EXERCISE DETAILS
Only lines with the string "modified" are wanted. Pull them out of the data.

INPUT FOR THIS TASK
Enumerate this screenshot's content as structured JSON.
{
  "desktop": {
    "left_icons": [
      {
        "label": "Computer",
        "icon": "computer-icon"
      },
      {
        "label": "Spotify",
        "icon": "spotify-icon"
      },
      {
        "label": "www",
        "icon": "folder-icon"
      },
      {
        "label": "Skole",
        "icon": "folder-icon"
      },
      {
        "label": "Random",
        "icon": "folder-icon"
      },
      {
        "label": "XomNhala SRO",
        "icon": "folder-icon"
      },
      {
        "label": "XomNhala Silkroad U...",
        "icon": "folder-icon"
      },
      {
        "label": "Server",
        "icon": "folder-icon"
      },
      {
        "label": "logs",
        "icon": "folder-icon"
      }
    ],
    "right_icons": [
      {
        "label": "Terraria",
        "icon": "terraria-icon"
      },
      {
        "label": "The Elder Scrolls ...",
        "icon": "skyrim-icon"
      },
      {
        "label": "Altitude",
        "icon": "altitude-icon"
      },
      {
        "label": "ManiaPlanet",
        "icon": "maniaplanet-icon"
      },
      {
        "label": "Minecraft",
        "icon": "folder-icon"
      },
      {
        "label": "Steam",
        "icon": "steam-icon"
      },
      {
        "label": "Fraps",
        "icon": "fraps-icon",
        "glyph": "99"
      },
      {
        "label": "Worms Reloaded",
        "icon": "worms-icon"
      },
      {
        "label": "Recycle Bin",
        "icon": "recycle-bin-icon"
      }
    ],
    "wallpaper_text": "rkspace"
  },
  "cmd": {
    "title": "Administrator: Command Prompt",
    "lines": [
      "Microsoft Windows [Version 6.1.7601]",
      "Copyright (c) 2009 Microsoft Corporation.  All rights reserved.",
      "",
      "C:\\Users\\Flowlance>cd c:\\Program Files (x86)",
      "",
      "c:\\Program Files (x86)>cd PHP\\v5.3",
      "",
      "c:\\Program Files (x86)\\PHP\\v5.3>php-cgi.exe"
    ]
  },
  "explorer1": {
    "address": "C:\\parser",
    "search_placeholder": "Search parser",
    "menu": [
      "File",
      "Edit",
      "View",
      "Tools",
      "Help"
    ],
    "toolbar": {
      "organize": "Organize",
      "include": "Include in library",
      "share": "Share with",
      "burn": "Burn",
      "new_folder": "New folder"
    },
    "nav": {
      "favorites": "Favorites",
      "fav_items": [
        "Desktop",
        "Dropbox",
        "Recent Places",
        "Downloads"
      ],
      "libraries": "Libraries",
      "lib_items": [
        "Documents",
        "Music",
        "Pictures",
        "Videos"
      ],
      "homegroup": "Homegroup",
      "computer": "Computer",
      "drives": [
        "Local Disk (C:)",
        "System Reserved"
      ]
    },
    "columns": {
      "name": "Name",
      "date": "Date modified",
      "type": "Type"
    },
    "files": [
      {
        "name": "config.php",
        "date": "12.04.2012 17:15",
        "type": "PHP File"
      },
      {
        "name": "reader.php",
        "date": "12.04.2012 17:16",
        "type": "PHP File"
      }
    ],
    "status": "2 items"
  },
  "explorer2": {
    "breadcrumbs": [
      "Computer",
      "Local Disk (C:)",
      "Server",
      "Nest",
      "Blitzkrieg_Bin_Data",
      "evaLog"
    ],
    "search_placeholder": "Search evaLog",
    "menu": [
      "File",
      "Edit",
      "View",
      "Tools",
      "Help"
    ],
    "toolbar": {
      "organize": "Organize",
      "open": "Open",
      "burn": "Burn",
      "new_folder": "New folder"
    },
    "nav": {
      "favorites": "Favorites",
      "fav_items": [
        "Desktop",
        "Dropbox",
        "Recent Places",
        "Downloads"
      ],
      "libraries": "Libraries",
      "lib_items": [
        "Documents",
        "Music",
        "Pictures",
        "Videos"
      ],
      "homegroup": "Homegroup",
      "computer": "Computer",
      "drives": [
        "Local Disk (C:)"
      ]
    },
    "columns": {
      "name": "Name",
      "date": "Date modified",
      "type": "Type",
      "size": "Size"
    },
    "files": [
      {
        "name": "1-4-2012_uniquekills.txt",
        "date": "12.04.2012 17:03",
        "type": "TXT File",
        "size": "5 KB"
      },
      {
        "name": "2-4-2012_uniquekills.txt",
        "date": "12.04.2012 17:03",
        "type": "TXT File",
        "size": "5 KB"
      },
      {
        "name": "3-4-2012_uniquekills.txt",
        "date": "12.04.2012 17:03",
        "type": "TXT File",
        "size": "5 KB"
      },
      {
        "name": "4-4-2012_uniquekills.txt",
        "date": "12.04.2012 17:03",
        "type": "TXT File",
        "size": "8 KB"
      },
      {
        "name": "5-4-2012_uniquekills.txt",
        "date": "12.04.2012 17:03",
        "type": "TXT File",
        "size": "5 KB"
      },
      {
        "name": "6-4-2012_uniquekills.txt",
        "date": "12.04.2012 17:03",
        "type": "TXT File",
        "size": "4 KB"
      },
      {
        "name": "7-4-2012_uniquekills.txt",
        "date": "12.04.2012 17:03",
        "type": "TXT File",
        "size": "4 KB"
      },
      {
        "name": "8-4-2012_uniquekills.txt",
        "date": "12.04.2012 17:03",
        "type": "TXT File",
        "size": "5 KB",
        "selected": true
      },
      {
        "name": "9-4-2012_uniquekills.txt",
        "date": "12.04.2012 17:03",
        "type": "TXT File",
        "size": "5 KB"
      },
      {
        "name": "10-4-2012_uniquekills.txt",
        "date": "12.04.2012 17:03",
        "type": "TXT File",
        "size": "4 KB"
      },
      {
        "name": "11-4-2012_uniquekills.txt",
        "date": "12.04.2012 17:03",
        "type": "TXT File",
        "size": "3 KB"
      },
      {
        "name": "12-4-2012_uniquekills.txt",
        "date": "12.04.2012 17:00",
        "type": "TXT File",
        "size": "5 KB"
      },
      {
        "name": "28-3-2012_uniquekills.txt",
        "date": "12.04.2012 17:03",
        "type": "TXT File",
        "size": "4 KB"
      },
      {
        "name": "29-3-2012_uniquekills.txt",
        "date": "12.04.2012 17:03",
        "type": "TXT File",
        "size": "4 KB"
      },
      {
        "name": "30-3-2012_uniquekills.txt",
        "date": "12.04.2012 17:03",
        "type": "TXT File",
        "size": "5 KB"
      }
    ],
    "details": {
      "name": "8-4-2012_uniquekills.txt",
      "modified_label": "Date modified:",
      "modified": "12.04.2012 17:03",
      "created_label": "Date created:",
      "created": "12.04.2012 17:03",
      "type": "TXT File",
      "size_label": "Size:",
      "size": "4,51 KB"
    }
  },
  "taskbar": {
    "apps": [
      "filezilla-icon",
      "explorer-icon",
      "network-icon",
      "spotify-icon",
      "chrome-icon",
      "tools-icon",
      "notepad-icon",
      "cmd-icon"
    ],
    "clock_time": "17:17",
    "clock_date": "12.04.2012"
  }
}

TASK ANSWER
      "date": "Date modified",
      "date": "Date modified",
      "modified_label": "Date modified:",
      "modified": "12.04.2012 17:03",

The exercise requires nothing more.